Exercise brief
Throughout the records below, find each line holding "application" and copy it.

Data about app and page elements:
# # #

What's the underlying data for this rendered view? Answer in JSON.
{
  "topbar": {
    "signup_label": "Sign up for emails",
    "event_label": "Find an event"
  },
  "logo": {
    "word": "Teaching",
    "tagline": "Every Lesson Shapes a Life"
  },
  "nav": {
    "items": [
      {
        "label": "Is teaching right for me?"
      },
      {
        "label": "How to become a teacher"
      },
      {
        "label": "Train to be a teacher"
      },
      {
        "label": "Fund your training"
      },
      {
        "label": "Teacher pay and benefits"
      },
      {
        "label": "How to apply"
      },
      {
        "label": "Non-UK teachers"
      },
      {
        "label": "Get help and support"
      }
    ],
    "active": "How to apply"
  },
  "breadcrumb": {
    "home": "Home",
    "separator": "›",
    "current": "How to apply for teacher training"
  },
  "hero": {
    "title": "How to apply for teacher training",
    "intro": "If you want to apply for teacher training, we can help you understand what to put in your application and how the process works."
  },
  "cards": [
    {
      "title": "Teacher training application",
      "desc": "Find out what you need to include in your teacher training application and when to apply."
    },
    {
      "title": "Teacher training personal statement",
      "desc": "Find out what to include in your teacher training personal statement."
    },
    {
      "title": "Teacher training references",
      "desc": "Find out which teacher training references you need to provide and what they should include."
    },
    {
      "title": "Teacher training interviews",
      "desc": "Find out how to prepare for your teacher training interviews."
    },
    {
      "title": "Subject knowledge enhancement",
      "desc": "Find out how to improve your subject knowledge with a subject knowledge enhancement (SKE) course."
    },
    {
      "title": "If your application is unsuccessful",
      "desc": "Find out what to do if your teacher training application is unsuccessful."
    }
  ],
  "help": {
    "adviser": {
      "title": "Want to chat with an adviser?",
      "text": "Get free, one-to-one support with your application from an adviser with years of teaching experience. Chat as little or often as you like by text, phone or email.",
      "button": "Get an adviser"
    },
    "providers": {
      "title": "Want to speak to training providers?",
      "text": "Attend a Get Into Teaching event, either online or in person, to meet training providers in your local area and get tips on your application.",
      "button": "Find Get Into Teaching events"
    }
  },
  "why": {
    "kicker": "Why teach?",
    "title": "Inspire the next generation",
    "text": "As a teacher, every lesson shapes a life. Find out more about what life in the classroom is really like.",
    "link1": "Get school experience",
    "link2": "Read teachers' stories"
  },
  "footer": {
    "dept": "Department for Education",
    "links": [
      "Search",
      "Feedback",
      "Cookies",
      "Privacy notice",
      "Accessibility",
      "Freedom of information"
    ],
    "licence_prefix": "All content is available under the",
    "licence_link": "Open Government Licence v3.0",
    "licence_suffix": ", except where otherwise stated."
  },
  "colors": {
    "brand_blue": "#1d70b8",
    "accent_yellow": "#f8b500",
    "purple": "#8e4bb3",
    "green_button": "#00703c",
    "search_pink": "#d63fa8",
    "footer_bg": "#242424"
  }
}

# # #

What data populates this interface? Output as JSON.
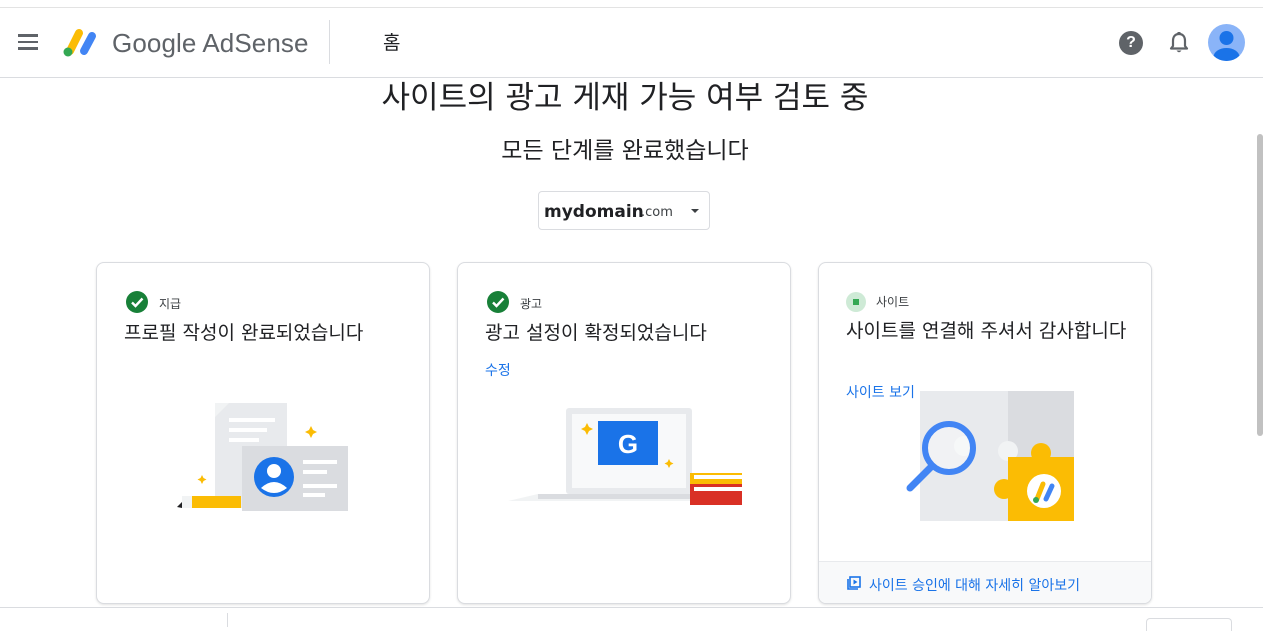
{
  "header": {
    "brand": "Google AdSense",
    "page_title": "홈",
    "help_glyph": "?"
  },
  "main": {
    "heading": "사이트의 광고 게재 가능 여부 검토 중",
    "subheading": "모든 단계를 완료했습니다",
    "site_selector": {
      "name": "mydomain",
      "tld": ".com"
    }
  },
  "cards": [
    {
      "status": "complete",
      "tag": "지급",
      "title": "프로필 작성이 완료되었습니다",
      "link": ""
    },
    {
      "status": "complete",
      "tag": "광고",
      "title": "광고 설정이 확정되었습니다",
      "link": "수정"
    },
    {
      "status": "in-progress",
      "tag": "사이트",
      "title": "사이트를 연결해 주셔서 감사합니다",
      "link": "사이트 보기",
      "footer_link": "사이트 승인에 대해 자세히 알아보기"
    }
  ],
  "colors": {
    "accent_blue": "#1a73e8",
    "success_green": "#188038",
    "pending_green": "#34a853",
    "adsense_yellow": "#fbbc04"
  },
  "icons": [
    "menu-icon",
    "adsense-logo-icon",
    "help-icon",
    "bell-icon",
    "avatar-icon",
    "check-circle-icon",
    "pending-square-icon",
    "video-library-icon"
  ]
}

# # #

Task response
    "intro": "If you want to apply for teacher training, we can help you understand what to put in your application and how the process works."
      "title": "Teacher training application",
      "desc": "Find out what you need to include in your teacher training application and when to apply."
      "title": "If your application is unsuccessful",
      "desc": "Find out what to do if your teacher training application is unsuccessful."
      "text": "Get free, one-to-one support with your application from an adviser with years of teaching experience. Chat as little or often as you like by text, phone or email.",
      "text": "Attend a Get Into Teaching event, either online or in person, to meet training providers in your local area and get tips on your application.",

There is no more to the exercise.